Relationships Between Culture, Healthcare And Health Outcomes
Relationships between culture, healthcare and health outcomes
Reading 1 reference
Hampton, R. and Toombs, M. (2013). Chapter 2: Racism, colonisation/colonialism and impacts on Indigenous people. In Indigenous Australians and health. Oxford University Press: South Melbourne
This text outlines Australia’s historical colonial dominance and identifies colonialism direct impact on Indigenous health and culture.
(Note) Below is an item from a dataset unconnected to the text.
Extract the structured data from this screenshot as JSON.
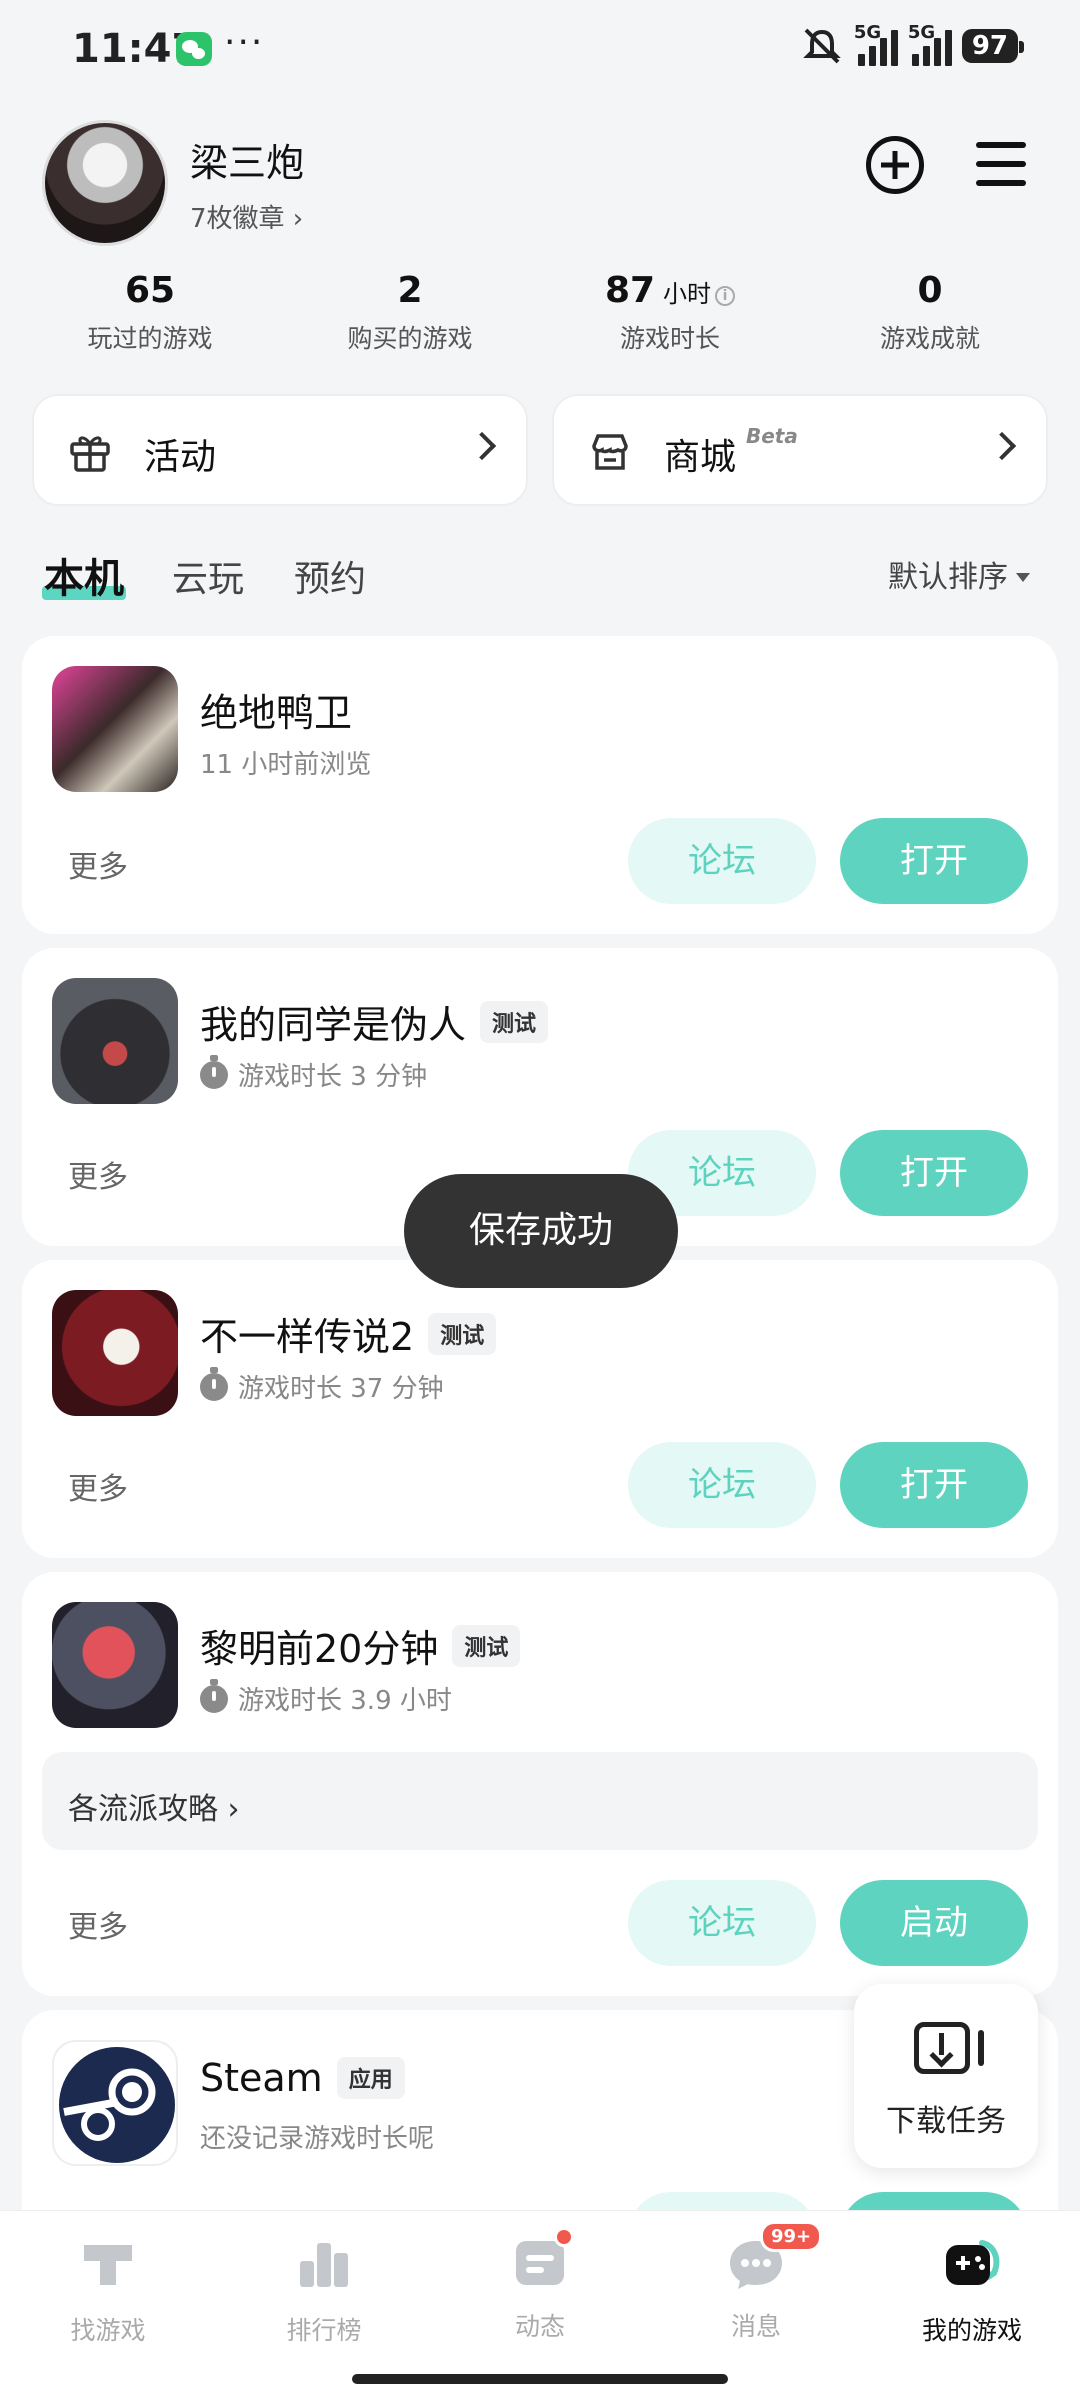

The chapter provides a good summary of Australia’s history from an Indigenous perspective, highlighting issues of racism, health, disease, restrictions placed on cultural identity and practices through the processes of colonial dominance while providing a cross-examination of New Zealand and Canada colonialism experiences. Significant changes in Indigenous history occurred and lead to the labelling of eras such as, assimilation (1950s-1960), integration (1960s-1980s), self-determination and self-management (1970s-1990s) and reconciliation (1990s-). Colonisation directly affected Indigenous health, through human eradication, the introduction of disease, sugary processed food, alcohol, tobacco, forced changes in diet by excluding access to land and traditional hunting and gathering practices, emotional stress from restrictions enforced prohibiting cultural practices, separation and connection to country. Racism was prevalent and reflected in colonial and government practices, laws, living conditions and areas with many taking to drinking and unruly…